*What you are asked to do*: In the records below, work out how many lines hold the word "JSON". Report the number alone.

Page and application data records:

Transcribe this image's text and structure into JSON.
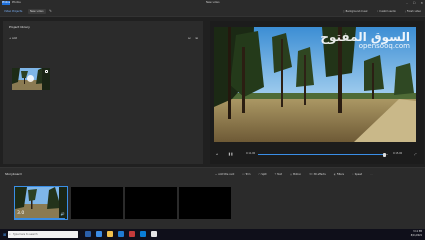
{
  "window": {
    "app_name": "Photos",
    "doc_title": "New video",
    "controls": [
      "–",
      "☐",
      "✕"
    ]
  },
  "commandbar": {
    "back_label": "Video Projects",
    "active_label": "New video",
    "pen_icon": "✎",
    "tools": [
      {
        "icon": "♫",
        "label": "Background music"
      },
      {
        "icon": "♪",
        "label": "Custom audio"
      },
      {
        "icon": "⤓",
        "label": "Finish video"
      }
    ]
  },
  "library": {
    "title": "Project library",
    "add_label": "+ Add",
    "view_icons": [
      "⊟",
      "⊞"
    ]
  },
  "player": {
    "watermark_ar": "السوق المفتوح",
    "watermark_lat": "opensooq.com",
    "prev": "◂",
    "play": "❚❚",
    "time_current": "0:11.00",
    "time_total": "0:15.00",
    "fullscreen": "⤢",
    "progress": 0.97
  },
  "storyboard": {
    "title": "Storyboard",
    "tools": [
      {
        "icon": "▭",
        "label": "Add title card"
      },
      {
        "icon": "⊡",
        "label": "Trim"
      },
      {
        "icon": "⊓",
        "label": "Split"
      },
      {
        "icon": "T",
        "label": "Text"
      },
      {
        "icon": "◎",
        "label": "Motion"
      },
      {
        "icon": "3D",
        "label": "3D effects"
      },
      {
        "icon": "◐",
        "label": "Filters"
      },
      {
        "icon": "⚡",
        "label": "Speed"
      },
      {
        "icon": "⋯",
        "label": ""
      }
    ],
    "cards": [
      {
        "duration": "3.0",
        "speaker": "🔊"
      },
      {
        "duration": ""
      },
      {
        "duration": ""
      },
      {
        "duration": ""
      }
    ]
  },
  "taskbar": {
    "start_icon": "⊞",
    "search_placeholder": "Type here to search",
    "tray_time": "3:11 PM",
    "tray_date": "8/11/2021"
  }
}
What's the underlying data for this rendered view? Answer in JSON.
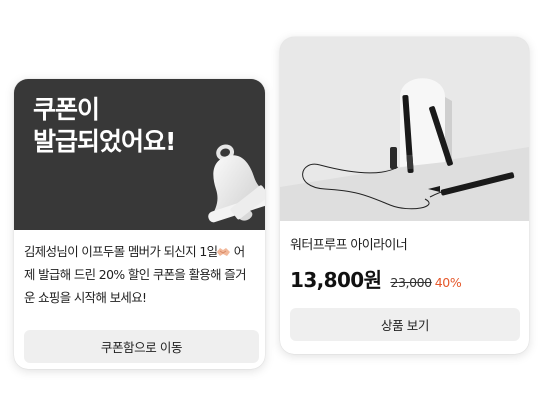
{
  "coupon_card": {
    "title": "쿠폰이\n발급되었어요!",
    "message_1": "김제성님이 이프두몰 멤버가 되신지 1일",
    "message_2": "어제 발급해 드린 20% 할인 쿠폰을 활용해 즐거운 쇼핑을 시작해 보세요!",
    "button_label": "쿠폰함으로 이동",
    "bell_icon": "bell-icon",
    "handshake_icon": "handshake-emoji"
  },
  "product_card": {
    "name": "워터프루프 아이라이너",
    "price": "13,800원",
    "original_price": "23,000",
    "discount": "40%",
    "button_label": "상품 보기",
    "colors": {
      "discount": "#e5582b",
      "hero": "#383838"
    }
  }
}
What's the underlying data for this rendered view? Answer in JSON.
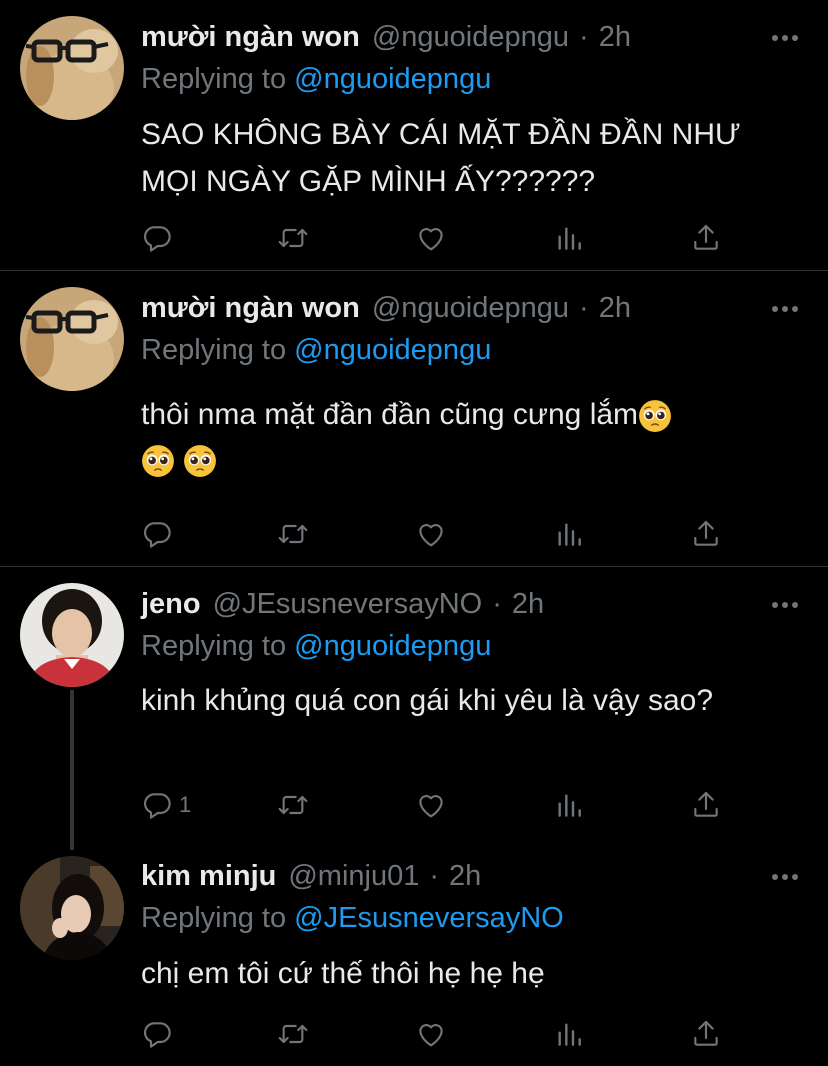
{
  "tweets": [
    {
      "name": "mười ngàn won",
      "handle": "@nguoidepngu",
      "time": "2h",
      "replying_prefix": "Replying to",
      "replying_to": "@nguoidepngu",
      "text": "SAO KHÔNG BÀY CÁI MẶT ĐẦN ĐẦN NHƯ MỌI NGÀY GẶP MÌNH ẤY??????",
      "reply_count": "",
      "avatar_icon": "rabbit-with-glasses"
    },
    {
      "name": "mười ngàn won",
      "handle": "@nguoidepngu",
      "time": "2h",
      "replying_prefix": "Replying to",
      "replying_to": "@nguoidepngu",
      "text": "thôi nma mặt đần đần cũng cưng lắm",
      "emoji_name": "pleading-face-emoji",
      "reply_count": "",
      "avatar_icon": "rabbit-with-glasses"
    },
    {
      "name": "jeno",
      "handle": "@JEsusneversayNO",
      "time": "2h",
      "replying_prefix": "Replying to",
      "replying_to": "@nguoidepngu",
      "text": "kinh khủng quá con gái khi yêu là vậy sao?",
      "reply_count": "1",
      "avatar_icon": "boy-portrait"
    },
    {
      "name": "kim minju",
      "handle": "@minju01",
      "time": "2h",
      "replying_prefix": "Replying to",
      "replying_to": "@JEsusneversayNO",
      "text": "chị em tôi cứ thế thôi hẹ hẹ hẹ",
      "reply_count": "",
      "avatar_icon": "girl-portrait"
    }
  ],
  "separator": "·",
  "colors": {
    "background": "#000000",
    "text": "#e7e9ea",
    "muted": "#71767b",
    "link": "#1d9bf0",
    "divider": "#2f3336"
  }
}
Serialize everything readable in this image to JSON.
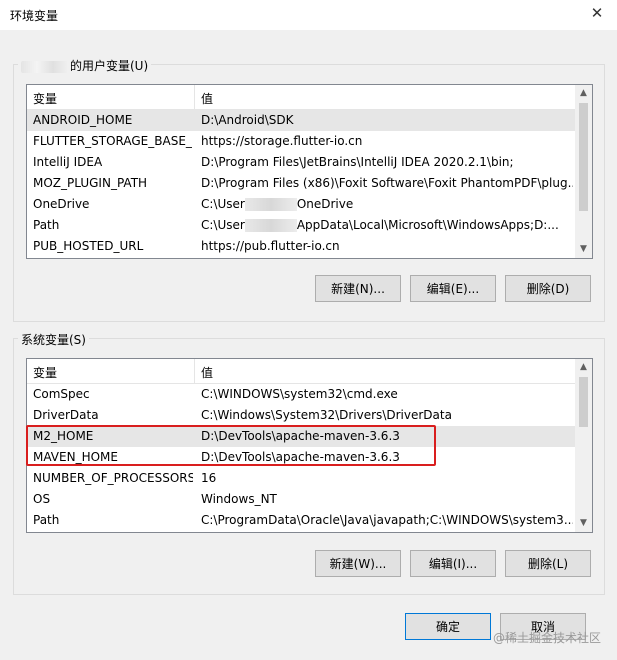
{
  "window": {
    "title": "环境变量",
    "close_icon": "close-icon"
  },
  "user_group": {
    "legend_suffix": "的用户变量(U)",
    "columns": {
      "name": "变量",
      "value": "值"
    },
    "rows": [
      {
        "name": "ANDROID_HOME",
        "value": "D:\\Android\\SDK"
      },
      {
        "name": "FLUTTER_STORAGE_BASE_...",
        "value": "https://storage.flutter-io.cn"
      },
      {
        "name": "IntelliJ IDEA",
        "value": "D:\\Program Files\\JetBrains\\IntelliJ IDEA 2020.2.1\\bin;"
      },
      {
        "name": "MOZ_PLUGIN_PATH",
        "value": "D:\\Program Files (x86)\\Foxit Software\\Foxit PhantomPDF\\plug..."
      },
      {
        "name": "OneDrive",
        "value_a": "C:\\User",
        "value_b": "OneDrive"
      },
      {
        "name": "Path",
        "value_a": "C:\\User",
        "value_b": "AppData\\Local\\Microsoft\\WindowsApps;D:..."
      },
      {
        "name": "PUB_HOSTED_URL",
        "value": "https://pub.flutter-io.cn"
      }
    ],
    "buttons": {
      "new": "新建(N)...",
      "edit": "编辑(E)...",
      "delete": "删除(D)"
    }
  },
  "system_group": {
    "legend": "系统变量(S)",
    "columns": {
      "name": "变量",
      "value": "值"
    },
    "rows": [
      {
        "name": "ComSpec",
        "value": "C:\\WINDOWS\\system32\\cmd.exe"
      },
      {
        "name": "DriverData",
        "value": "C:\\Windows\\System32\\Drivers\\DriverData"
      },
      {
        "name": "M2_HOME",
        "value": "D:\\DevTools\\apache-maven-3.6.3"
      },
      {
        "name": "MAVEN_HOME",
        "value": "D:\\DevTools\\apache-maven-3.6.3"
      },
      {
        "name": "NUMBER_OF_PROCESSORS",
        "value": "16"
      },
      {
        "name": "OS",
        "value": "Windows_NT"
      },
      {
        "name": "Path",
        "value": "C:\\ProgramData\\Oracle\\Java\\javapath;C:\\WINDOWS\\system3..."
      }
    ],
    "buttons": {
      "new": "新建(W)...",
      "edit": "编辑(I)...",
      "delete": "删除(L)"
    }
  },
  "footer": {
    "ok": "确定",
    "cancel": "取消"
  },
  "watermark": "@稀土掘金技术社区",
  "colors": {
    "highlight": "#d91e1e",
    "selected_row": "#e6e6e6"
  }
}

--

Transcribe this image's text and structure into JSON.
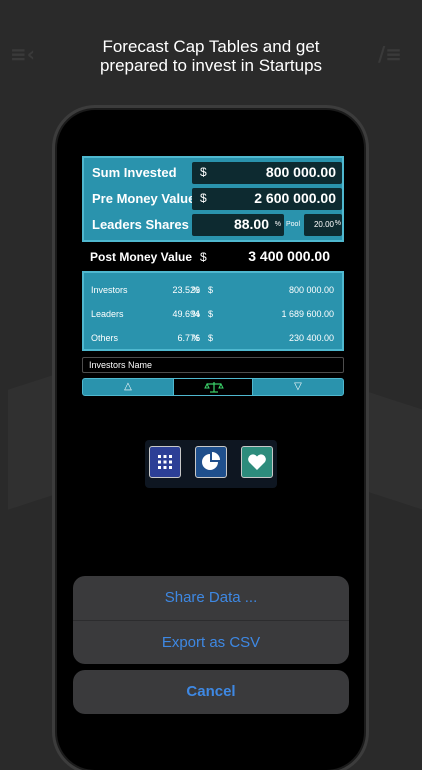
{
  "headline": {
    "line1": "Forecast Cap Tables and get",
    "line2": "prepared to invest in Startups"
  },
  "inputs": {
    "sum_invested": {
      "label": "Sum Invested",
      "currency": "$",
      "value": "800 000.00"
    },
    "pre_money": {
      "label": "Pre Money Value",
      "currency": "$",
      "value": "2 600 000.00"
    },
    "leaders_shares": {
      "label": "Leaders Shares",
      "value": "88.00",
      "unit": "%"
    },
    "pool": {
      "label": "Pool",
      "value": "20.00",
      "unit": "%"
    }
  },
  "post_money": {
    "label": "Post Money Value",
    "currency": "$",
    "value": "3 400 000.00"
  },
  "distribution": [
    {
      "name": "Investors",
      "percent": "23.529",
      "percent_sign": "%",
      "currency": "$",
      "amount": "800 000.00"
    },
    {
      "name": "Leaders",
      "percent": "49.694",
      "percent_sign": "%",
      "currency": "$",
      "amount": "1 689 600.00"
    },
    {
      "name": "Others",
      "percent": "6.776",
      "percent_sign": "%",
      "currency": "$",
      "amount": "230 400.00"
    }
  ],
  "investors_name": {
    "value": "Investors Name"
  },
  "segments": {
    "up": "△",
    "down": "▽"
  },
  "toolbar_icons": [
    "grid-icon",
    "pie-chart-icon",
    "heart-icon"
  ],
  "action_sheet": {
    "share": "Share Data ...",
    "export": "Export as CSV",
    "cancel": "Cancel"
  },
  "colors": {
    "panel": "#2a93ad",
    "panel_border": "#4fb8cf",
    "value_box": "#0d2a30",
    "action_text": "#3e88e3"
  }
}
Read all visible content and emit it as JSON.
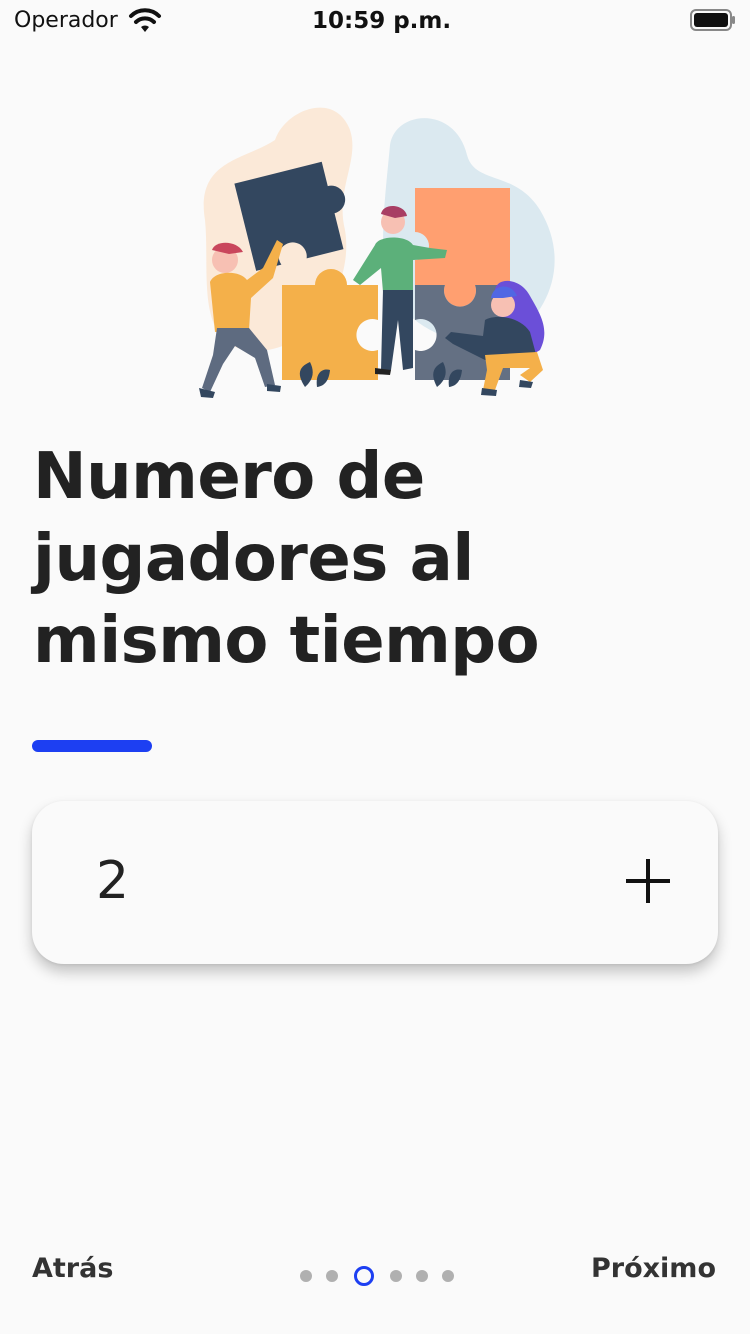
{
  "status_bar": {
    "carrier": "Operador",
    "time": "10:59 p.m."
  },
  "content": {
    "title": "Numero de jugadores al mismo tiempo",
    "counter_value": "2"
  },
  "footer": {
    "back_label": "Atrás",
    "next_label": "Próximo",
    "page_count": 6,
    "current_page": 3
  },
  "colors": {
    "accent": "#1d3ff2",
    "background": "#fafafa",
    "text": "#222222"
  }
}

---

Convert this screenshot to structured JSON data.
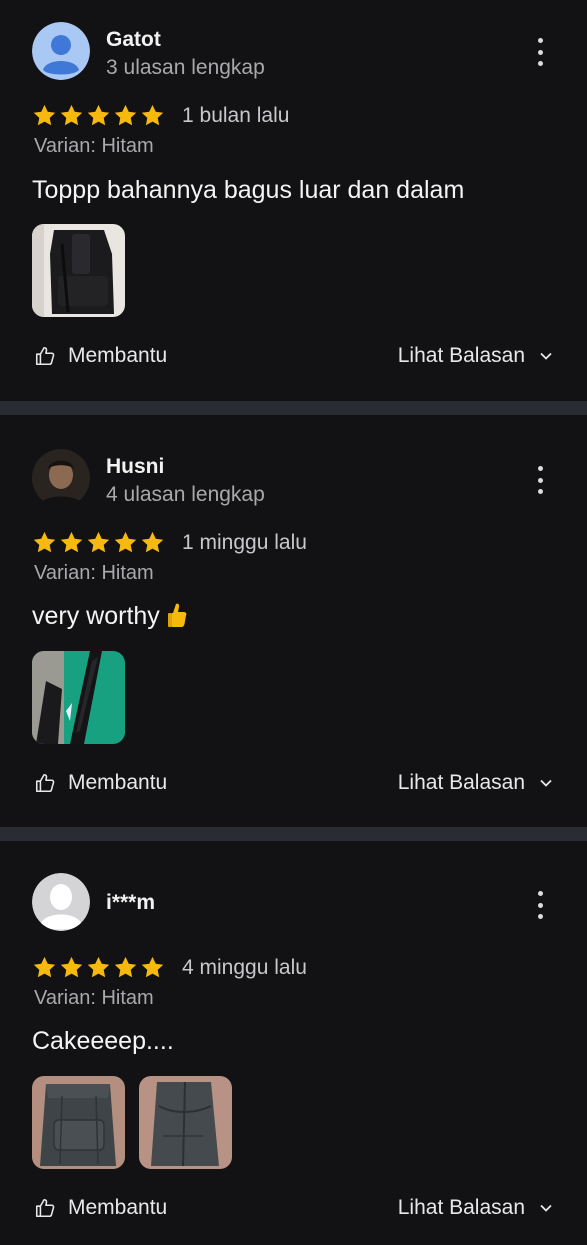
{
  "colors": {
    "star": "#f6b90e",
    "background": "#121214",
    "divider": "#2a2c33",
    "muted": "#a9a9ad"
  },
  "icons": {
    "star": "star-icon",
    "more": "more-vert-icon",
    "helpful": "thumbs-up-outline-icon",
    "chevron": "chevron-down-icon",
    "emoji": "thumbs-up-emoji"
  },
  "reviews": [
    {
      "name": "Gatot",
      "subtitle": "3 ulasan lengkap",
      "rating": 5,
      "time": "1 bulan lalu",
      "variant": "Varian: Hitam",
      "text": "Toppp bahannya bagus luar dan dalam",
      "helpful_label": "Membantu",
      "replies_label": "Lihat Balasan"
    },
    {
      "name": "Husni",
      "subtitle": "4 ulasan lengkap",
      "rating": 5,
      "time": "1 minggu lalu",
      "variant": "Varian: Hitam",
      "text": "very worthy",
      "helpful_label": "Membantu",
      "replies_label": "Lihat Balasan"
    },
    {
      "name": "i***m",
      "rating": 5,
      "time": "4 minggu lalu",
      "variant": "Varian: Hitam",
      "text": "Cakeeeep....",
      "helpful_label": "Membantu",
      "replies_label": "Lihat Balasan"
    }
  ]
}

*Solution for this task*: 7